Came across a website today called "TwentySix Feet" by another Grampian 26 owner.. I've never seen this website before.. This guy named Ciprian ( Chip ) now lives aboard his G26 in Miami, Here's a brief excerpt from his "The Crew" page of how he came across his G26..

'...So I started looking for a sailboat, something cheap that I could afford and not too big since I never sailed in my life. And thanks to another video, I discovered Freedom, a 26 feet Grampian that was sailed from Canada to Florida by two young Canadians. And since their plans of sailing the boat to the Bahamas the next summer changed, I found out that she was for sale, and two days later I decided to buy her. About a month later, I was already on my way to Glades Boat Storage to bring her to Miami. And that’s how the adventure started…
At this time I’m alone aboard the sailboat as skipper and crew at the same time. And I guess it will stay like this for a while, enjoying sailing and living aboard..."

I've only glanced over the site so far, and shot him a brief email saying hello, and to check out my Grampian 26 blog... Well, basically I said to ignore my actual blog, but be sure to check out the "Front Pages" section from the menu at right side of the page, because that's where the goodies are!

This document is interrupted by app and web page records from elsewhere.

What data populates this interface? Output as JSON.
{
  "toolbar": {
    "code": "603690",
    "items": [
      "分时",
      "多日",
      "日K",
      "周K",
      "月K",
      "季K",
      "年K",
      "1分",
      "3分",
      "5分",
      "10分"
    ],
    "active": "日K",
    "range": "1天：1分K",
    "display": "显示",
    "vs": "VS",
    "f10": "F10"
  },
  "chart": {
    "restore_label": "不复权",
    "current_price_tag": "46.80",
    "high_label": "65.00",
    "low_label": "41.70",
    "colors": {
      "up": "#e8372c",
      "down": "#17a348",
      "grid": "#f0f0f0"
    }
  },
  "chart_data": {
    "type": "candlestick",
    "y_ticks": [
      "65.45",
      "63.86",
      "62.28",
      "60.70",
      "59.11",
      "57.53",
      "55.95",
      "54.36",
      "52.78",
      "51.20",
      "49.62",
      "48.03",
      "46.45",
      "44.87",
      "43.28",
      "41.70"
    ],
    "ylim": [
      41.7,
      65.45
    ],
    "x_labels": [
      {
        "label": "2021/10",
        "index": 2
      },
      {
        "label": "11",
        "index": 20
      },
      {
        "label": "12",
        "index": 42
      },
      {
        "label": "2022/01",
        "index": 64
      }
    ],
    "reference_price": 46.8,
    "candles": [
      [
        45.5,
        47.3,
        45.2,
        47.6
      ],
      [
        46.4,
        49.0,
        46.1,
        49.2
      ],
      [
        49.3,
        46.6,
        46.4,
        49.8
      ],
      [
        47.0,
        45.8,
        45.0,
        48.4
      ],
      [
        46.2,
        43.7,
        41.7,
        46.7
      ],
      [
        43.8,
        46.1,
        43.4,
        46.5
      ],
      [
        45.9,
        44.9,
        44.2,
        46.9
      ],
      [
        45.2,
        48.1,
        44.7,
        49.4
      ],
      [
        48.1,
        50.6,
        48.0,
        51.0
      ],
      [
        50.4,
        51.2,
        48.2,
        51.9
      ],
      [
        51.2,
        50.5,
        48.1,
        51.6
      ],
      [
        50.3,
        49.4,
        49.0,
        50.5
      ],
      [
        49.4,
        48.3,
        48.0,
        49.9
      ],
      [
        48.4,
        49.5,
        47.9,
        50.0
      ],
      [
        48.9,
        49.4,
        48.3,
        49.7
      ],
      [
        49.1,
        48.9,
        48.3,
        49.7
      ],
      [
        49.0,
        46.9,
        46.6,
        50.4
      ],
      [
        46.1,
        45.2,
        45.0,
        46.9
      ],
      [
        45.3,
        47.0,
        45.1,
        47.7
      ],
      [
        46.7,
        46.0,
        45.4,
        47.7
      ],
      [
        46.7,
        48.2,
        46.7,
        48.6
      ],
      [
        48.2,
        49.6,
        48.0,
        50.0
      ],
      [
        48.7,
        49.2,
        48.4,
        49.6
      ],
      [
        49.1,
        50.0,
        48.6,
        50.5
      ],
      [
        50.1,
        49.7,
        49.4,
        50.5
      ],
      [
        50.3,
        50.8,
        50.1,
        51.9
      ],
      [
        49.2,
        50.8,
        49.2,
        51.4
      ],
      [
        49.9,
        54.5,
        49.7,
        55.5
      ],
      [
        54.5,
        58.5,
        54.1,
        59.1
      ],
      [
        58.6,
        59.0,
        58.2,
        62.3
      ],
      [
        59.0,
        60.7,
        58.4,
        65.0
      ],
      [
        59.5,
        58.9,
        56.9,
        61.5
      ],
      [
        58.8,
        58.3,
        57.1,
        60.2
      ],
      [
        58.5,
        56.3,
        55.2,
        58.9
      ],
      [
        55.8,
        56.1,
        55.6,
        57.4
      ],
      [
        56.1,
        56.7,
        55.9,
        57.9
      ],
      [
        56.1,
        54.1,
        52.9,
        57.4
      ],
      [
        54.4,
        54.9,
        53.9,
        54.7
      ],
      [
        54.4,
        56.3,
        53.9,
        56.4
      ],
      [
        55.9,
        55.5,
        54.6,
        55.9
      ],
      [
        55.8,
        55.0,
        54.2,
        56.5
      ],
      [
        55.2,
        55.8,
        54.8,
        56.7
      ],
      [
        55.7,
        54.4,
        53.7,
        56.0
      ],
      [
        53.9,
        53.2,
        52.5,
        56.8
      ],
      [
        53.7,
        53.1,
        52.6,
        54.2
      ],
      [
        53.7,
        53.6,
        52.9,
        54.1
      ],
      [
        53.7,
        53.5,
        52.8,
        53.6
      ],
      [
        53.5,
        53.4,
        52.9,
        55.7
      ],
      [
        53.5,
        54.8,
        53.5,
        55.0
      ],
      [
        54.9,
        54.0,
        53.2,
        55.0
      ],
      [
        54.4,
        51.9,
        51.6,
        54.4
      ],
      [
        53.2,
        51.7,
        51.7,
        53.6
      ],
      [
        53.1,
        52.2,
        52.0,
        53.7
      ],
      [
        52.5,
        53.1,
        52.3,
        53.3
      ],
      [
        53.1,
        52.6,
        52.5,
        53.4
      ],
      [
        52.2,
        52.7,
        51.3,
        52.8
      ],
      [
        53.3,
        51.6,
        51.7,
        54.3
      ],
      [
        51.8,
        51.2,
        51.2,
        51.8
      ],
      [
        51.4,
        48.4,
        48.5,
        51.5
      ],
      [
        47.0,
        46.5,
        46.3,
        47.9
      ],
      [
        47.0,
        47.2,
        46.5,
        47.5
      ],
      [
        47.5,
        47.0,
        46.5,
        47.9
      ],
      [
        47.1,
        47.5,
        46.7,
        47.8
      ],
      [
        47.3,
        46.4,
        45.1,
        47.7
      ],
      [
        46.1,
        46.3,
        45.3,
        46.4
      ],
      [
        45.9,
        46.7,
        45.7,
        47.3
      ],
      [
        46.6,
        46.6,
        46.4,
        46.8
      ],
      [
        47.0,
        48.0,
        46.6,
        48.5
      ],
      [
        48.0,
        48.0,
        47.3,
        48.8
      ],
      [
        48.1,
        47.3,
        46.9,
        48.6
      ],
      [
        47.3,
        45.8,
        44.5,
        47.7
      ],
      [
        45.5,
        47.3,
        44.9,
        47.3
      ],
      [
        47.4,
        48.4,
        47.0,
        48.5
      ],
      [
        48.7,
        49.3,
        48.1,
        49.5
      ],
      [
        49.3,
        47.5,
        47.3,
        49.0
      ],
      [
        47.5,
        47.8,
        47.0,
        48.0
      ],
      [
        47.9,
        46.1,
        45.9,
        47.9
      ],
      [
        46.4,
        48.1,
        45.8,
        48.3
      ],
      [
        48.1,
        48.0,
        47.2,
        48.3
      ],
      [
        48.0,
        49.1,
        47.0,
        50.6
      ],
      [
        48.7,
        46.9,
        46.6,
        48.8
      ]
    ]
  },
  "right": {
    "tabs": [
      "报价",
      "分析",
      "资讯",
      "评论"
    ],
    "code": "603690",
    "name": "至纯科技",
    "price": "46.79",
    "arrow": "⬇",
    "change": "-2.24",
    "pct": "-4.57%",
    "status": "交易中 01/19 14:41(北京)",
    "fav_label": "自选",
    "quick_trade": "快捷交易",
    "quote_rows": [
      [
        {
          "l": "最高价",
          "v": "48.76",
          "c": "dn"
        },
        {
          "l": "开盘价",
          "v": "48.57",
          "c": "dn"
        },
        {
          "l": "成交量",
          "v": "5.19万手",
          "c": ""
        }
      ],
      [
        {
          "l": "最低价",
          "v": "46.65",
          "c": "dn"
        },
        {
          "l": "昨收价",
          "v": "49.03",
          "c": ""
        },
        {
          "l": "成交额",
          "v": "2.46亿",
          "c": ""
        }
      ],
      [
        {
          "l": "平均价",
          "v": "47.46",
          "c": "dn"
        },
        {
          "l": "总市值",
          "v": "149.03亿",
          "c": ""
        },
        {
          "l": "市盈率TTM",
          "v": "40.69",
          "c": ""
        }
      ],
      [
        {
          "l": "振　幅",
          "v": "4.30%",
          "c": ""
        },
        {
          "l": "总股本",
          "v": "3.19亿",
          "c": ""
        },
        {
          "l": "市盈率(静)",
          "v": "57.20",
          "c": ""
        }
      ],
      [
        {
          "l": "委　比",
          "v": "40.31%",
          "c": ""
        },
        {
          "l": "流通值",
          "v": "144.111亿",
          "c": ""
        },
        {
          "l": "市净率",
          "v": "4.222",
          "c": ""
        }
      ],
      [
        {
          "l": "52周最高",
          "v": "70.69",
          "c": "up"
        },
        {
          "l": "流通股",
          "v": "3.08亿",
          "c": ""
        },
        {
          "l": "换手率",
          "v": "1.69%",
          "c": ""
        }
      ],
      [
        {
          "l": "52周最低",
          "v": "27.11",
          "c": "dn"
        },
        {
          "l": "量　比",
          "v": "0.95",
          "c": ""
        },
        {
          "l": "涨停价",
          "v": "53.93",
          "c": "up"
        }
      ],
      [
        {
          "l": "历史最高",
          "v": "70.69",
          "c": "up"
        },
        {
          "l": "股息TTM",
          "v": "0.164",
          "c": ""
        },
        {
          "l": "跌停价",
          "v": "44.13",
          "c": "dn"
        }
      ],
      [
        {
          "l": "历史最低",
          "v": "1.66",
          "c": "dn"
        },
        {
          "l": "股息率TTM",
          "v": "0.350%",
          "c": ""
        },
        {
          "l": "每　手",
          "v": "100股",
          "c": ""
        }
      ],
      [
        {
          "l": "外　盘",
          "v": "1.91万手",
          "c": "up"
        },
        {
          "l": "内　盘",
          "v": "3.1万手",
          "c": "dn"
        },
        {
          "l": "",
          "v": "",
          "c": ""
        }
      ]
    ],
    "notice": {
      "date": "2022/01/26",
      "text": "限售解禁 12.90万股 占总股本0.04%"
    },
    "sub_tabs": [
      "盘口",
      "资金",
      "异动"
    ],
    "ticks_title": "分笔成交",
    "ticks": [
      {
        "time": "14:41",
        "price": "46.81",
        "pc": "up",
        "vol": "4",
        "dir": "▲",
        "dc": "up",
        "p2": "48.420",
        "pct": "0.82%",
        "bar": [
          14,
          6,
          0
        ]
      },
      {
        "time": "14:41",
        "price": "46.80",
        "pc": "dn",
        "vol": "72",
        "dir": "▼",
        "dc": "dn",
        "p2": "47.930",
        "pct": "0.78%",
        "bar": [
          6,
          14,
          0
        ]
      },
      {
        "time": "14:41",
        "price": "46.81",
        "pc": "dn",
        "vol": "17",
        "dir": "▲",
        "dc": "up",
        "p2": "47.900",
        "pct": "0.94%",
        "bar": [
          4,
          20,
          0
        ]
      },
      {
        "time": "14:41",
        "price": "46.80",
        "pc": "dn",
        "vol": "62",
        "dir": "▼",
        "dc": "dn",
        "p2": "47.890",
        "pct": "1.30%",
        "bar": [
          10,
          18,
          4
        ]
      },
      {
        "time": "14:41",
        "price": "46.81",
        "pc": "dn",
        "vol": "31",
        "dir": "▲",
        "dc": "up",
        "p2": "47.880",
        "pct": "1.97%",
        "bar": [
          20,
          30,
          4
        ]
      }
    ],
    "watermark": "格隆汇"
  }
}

His boat looks to be real nice, and further inspiration to improve my own. I'll be sure to take a closer look at his blog later, and will add it to my Grampian 26 Links section soon.

Be sure to check out his site at:

Addum: It just occurred to me that his boat is probably the same one I had mentioned about on ebay a few moths ago in a previous post here: .. How many yellow Grampian 26's could there be in Florida? - (His is yellow) Must be one in the same!

Thursday, April 21, 2016

"An interesting biological fact"

 "..And it is an interesting biological fact that all of us have in our veins the exact same percentage of salt in our blood that exists in the ocean, and, therefore, we have salt in our blood, in our sweat, in our tears. We are tied to the ocean. And when we go back to the sea  - whether it is to sail or to watch it - we are going back from whence we came."
 John F. Kennedy
[Excerpt from his remarks at the Dinner for the America's Cup Crews, September 14 1962]”